This question doesn’t have a brief answer. Please click on the detailed answer.
The most famous scholars of irfan throughout history from the first century are as follows:
In the first and second centuries: The Kufi sufi, Abu Hashem, Shaqiq Balkhi, Ma’ruf Karakhi, Fudhayl ibn Ayadh.
In the third century: Bayazid Bastami, Sirri Saqati, Hareth Muhasibi, Juneyd Baghdadi, Dhunnun Misri, Sahl ibn Abdillah Tustari, Husein ibn Mansour Hallaj.
In the fourth century: Abu Bakr Shibli, Abu Ali Rudbari, Abu Nasr Siraj Tusi, Abulfadhl Sarkhasi, Abu Abdillah Rudbari, Abu Taleb Makki.
In the fifth century: Abul-Hasan Kharaqani, Abu Sa’id Abul-Kheyr, Abu Ali Daqqaq Neyshabouri, Abul-Hasan Ali ibn Uthman Hajwiri, Khajeh Abdullah Ansari, Abu Hamed Muhammad Ghazali, Abul-Qasem Abdul-Karim Qusheyri.
In the sixth century: Eynul-Qudhat Hamedani, Sanayi Ghaznavi, Ahmad Jami, Abdul-Qader Gilani, Ruzbehan Baqli Shirazi.
In the seventh century: Najmuddin Kubra, Fariduddin Attar Neyshabouri, Shahabuddin Sohrevardi Zanjani (this is other than the Shahabuddin Sohrevardi that is known as the Sheikh of Ishraq), Ibn Faredh Misri, Muhyiddin Arabi, Sadruddin Qunawiyy, Jalaluddin Rumi (Mowlavi), Fakhruddin Araaqi.
In the eighth century: Ala’uddowlah Simnani, Abdul-Razzaq Kashani, Khajeh Hafez Shirazi, Sheikh Mahmoud Shabestari, Seyyid Heydar Amoli, Abdul-Karim Jeyli.
In the ninth century: Shah Ni’matullah Valiyy, Sa’inuddin Ali Tarakeh Esfehani, Muhammad ibn Hamah Fanari, Shamsuddin Muhammad Lahiji and Nuruddin Abdul-Rahman Jami.
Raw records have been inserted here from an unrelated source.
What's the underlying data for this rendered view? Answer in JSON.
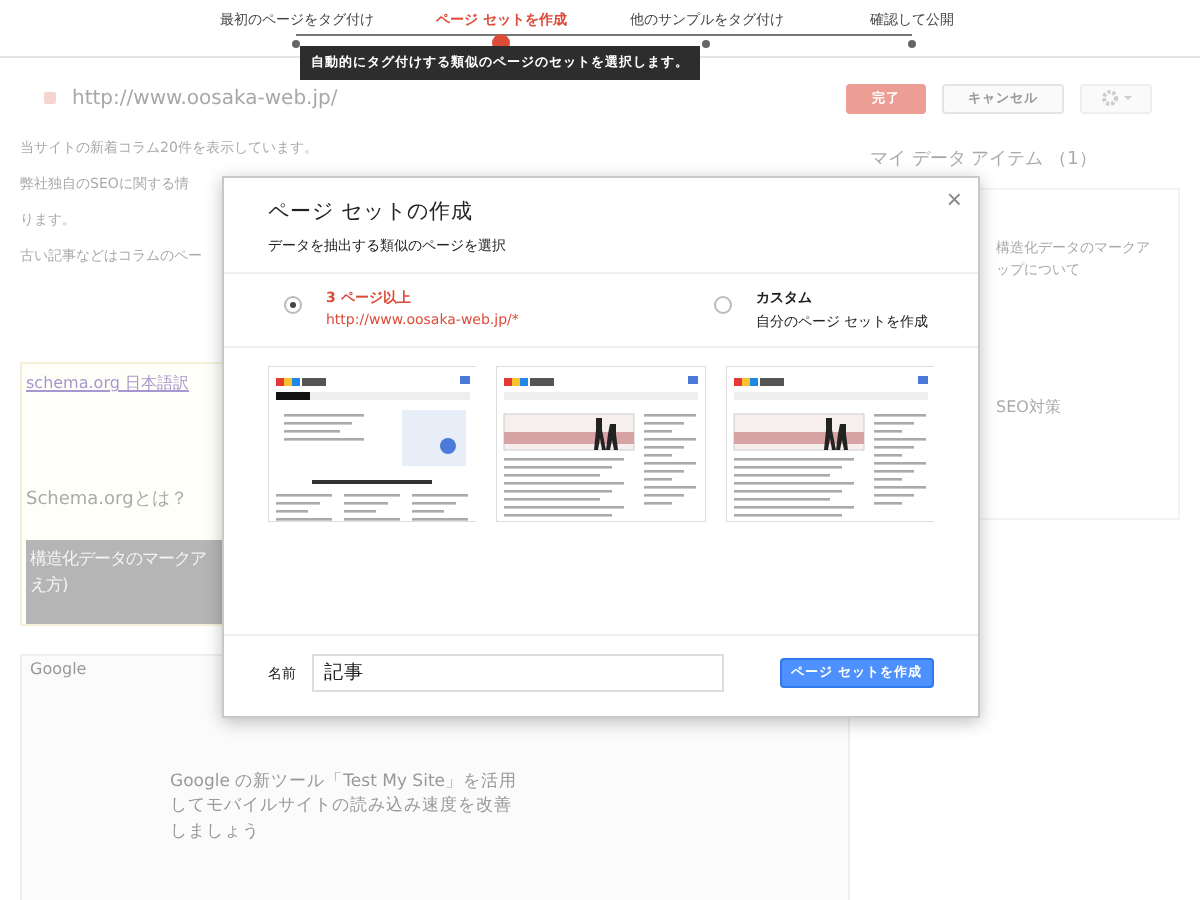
{
  "stepper": {
    "steps": [
      {
        "label": "最初のページをタグ付け",
        "selected": false
      },
      {
        "label": "ページ セットを作成",
        "selected": true
      },
      {
        "label": "他のサンプルをタグ付け",
        "selected": false
      },
      {
        "label": "確認して公開",
        "selected": false
      }
    ],
    "tooltip": "自動的にタグ付けする類似のページのセットを選択します。"
  },
  "header": {
    "url": "http://www.oosaka-web.jp/",
    "buttons": [
      "完了",
      "キャンセル"
    ]
  },
  "background": {
    "intro_lines": [
      "当サイトの新着コラム20件を表示しています。",
      "弊社独自のSEOに関する情",
      "ります。",
      "古い記事などはコラムのペー"
    ],
    "schema_card": {
      "link": "schema.org 日本語訳",
      "heading": "Schema.orgとは？",
      "band_lines": [
        "構造化データのマークア",
        "え方)"
      ]
    },
    "google_card": {
      "logo": "Google",
      "article": "Google の新ツール「Test My Site」を活用してモバイルサイトの読み込み速度を改善しましょう"
    },
    "sidebar": {
      "title": "マイ データ アイテム （1）",
      "item": "構造化データのマークアップについて",
      "tag": "SEO対策"
    }
  },
  "dialog": {
    "close": "×",
    "title": "ページ セットの作成",
    "subtitle": "データを抽出する類似のページを選択",
    "options": [
      {
        "title": "3 ページ以上",
        "detail": "http://www.oosaka-web.jp/*",
        "selected": true
      },
      {
        "title": "カスタム",
        "detail": "自分のページ セットを作成",
        "selected": false
      }
    ],
    "thumbnails": [
      {
        "kind": "home"
      },
      {
        "kind": "article"
      },
      {
        "kind": "article"
      }
    ],
    "name_label": "名前",
    "name_value": "記事",
    "submit": "ページ セットを作成"
  }
}
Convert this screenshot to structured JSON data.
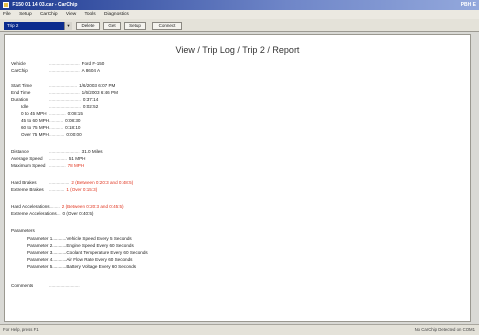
{
  "window": {
    "title": "F150 01 14 03.car - CarChip",
    "title_right": "PBH E"
  },
  "menu": [
    "File",
    "Setup",
    "CarChip",
    "View",
    "Tools",
    "Diagnostics"
  ],
  "toolbar": {
    "trip_select": "Trip 2",
    "buttons": [
      "Delete",
      "Get",
      "Setup",
      "Connect"
    ]
  },
  "report": {
    "title": "View / Trip Log / Trip 2 / Report",
    "vehicle": {
      "label": "Vehicle",
      "dots": "........................",
      "value": "Ford F-150"
    },
    "carchip": {
      "label": "CarChip",
      "dots": "........................",
      "value": "A 8604 A"
    },
    "start_time": {
      "label": "Start Time",
      "dots": "......................",
      "value": "1/6/2003 6:07 PM"
    },
    "end_time": {
      "label": "End Time",
      "dots": "........................",
      "value": "1/6/2003 6:46 PM"
    },
    "duration": {
      "label": "Duration",
      "dots": ".........................",
      "value": "0:37:14"
    },
    "durations": [
      {
        "label": "Idle",
        "dots": ".........................",
        "value": "0:02:52"
      },
      {
        "label": "0 to 45 MPH",
        "dots": ".............",
        "value": "0:08:15"
      },
      {
        "label": "45 to 60 MPH",
        "dots": "...........",
        "value": "0:08:30"
      },
      {
        "label": "60 to 75 MPH",
        "dots": "...........",
        "value": "0:18:10"
      },
      {
        "label": "Over 75 MPH",
        "dots": "............",
        "value": "0:00:00"
      }
    ],
    "distance": {
      "label": "Distance",
      "dots": "........................",
      "value": "31.0 Miles"
    },
    "avg_speed": {
      "label": "Average Speed",
      "dots": "..............",
      "value": "51 MPH"
    },
    "max_speed": {
      "label": "Maximum Speed",
      "dots": ".............",
      "value": "78 MPH"
    },
    "hard_brakes": {
      "label": "Hard Brakes",
      "dots": "................",
      "value": "2 (Between 0:20:3 and 0:48:5)"
    },
    "extreme_brakes": {
      "label": "Extreme Brakes",
      "dots": "............",
      "value": "1 (Over 0:15:3)"
    },
    "hard_accel": {
      "label": "Hard Accelerations",
      "dots": "........",
      "value": "2 (Between 0:20:3 and 0:45:5)"
    },
    "extreme_accel": {
      "label": "Extreme Accelerations",
      "dots": "...",
      "value": "0 (Over 0:40:5)"
    },
    "parameters_title": "Parameters",
    "parameters": [
      {
        "label": "Parameter 1",
        "dots": "...........",
        "value": "Vehicle Speed Every 5 Seconds"
      },
      {
        "label": "Parameter 2",
        "dots": "...........",
        "value": "Engine Speed Every 60 Seconds"
      },
      {
        "label": "Parameter 3",
        "dots": "...........",
        "value": "Coolant Temperature Every 60 Seconds"
      },
      {
        "label": "Parameter 4",
        "dots": "...........",
        "value": "Air Flow Rate Every 60 Seconds"
      },
      {
        "label": "Parameter 5",
        "dots": "...........",
        "value": "Battery Voltage Every 60 Seconds"
      }
    ],
    "comments": {
      "label": "Comments",
      "dots": "........................"
    }
  },
  "statusbar": {
    "left": "For Help, press F1",
    "right": "No CarChip Detected on COM1"
  },
  "colors": {
    "title_bar": "#1e3a92",
    "highlight_red": "#e0341e",
    "trip_select_bg": "#0b2c8e"
  }
}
From the ninth century and on, we don’t know of any learned and renowned individuals amongst the Sufis. Mostly, those who have become famous for theoretical mysticism aren't officially affiliated with the Sufis, like Mulla Sadra, Muhammad Sadiq Ardestani, Seyyid Radhiyy Larijani, Muhammad Ridha Qomshe’i, and Mirza Hashem Eshkevari.
The mystics we named above have left behind very valuable works or sayings that constitute an important portion of culture and science in Islamic history; works such as Qutul-Qulub of Abu Taleb Makki, Kashful-Mahjub of Hajwiri, Rasa’el of Qusheyri, Tamhidat of Eynul-Qudhat Hamedani, Awariful-Ma’arif, of Sohrevardi, Ihya’ul-Ulum of Ghazali, Futuhat Makkiyyah and Fususul-Hikam of Muhyiddin Arabi, Al-Insanul-Kamel of Abdul-Karim Jeyli, and also the commentaries that have been written for these books and the poetry books by mystics like Attar Neyshabouri, Ibn Faredh Misri, Jalaluddin Rumi, Hafez Shirazi, and Sheikh Mahmoud Shabestari.
Allamah Hasanzadeh Amoli, Jawadi Amoli, Shah Abadi, and Fateminia are some of the great arefs living amongst us today.
 Adopted from the introduction to the “Irfan” software of the Computer Research Center of Islamic Sciences (Noorsoft).